Evans is the physics division leader in the Physical and Life Sciences Directorate at Lawrence Livermore National Laboratory (LLNL), which works to enable United States security and global stability and resilience by empowering multidisciplinary teams to pursue bold and innovative science and technology.

“It is imperative that the Hertz Foundation’s board of directors possess diverse mathematical, scientific and engineering backgrounds that will inspire the work of the most brilliant Ph.D. students in their fields,” said Robbee Baker Kosak, president of the Fannie and John Hertz Foundation. “William’s extensive background working to support national security issues provides unique insights into how we can leverage the latest in science and technology innovations to support national security. We could not be more excited to welcome William to his new role at the foundation.”

William received his B.S. in physics from the California Institute of Technology and his M.S. in applied physics from Harvard University. He earned a Hertz Fellowship in 1987 and received his Ph.D. in applied physics from Harvard University, where he worked with professor I.F. Silvera.

Having worked at LLNL for over 25 years, Evans recognizes firsthand the urgency to recruit the nation’s finest students to the United States’ national security enterprise and build a cadre of scientists dedicated to the security of our nation. His research covers a broad range of subjects aimed at understanding the physics and chemistry of materials under extreme conditions, such as pressure, temperature and strain rate.

“The U.S. faces increasing competition from across the globe in science and technology leadership,” said Evans. “While it is only fitting that this leadership reflects the diverse global community, our national safety and security demands that we must have a prominent role and be able to discover, develop and quickly assimilate new scientific advances.”

Evans’ Hertz Fellowship had a profound impact on his professional career. The significant financial support he received removed financially driven compromises he might have had to make throughout his graduate studies. It also provided him the opportunity to connect with a network of exceptional scientists.
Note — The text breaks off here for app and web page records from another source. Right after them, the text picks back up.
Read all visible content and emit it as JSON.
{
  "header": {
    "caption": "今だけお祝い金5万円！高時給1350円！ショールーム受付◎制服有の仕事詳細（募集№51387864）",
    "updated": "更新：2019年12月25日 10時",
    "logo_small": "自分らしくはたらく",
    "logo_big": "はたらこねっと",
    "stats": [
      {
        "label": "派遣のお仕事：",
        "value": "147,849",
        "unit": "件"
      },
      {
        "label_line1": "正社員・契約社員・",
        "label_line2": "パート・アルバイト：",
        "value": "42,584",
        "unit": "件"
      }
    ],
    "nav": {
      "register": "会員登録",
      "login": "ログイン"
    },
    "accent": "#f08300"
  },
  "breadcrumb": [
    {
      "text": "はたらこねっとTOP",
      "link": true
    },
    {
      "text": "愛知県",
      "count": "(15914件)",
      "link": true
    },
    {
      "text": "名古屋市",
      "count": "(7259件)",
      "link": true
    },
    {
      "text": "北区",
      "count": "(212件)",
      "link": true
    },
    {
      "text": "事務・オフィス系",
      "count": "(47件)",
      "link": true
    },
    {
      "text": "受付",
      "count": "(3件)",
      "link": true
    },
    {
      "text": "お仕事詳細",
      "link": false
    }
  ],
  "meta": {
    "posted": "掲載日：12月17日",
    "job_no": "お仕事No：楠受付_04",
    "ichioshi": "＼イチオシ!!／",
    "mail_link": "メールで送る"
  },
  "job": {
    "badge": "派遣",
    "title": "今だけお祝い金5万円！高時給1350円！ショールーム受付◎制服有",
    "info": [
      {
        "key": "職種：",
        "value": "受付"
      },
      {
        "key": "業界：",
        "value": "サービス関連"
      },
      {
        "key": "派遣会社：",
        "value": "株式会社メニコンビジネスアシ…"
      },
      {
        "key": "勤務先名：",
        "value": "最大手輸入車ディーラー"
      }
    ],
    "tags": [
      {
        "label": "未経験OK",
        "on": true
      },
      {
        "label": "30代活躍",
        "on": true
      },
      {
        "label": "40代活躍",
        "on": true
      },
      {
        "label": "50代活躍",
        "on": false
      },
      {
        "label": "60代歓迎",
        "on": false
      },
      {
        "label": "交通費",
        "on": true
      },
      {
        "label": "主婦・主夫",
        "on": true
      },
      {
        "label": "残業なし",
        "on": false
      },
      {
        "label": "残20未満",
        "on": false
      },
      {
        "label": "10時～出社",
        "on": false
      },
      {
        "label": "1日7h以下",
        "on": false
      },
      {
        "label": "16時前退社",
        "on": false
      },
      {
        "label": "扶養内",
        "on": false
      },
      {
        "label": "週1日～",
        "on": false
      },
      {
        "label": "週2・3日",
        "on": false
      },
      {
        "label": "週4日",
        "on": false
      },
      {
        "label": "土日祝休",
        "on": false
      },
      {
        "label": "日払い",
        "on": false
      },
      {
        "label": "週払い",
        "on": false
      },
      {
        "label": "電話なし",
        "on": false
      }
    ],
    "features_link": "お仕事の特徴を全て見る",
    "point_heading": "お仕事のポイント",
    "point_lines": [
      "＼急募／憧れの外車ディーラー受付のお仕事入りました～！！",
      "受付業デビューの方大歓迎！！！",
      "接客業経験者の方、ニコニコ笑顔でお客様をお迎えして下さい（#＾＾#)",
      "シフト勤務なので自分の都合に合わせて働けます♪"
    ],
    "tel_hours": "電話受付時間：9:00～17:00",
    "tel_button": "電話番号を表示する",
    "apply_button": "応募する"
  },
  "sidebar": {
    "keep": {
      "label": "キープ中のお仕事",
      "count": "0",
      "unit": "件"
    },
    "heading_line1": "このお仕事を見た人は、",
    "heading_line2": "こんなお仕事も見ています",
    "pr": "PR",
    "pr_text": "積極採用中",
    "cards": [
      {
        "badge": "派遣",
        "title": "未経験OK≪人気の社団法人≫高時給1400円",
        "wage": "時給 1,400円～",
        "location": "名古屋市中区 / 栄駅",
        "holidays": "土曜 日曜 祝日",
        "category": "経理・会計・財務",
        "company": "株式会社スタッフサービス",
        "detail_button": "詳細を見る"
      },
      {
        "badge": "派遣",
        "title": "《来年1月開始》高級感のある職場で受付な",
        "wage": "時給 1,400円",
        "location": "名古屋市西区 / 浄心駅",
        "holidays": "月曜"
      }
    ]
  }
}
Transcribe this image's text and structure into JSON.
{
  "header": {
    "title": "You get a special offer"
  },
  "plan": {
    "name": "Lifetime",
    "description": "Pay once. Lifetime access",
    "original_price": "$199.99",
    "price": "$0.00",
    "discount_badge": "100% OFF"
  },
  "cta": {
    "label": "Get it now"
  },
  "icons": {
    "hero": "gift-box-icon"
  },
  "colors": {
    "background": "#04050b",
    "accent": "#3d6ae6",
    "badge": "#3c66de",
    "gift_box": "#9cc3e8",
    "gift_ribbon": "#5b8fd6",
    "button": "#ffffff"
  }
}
“Early in my career, the Hertz Foundation facilitated a very valuable collaboration with professor William G. Hoover,” said Evans. “I had the opportunity to work with his team for two summers, using Cray supercomputers at LLNL to simulate chaotic processes. This early exposure to fundamental science in support of national security interests would have lasting resonance.”

Evans has continued pursuing vital science that addresses national security issues. As he progresses in his career, he wants to help others as they pursue innovative solutions to our nation’s toughest challenges.
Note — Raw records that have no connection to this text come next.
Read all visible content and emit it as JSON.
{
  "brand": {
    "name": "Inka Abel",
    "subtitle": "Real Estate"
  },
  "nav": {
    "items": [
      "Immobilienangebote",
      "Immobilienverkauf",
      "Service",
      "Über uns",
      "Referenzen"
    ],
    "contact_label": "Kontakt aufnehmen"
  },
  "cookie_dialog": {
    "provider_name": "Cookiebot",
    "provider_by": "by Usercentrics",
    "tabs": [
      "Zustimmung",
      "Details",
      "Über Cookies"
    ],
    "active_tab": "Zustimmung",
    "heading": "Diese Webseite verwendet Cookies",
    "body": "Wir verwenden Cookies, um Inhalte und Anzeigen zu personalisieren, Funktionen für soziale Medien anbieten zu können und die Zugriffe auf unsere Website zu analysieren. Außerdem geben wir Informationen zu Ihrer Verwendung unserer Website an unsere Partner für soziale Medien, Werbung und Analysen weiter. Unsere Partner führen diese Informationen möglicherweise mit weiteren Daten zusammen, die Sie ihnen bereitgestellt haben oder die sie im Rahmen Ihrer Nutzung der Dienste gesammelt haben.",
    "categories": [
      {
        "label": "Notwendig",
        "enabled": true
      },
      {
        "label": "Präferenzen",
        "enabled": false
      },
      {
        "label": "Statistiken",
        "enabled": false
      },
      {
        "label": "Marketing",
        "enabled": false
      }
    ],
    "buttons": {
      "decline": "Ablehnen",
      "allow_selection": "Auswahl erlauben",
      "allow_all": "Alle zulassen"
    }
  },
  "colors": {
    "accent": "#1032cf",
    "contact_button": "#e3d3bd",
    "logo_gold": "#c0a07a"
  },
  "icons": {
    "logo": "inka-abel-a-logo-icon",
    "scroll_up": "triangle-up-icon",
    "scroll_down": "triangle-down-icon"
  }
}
“I intend to continue actively advancing my career in science, but I hope to now include a component of giving back by helping to enhance and develop opportunities for others to follow the calling and participate in exceptional ways to secure our nation's security,” said Evans. “It is an honor to work with the Hertz Foundation to support this vitally important goal.”

About the Hertz Foundation

Founded in 1957, the John and Fannie Hertz Foundation accelerates solutions to the world's most pressing challenges, from enhancing national security to improving human health. Through the Hertz Fellowship, the Foundation identifies the nation's most promising young innovators and disruptors in science and technology, empowering them to become the future leaders who keep our country safe and secure. Today, a community of more than 1200 Hertz Fellows are a powerful, solution-oriented network of our nation's top scientific minds, working to address complex problems and contributing to the economic vitality of our country. More information can be found online at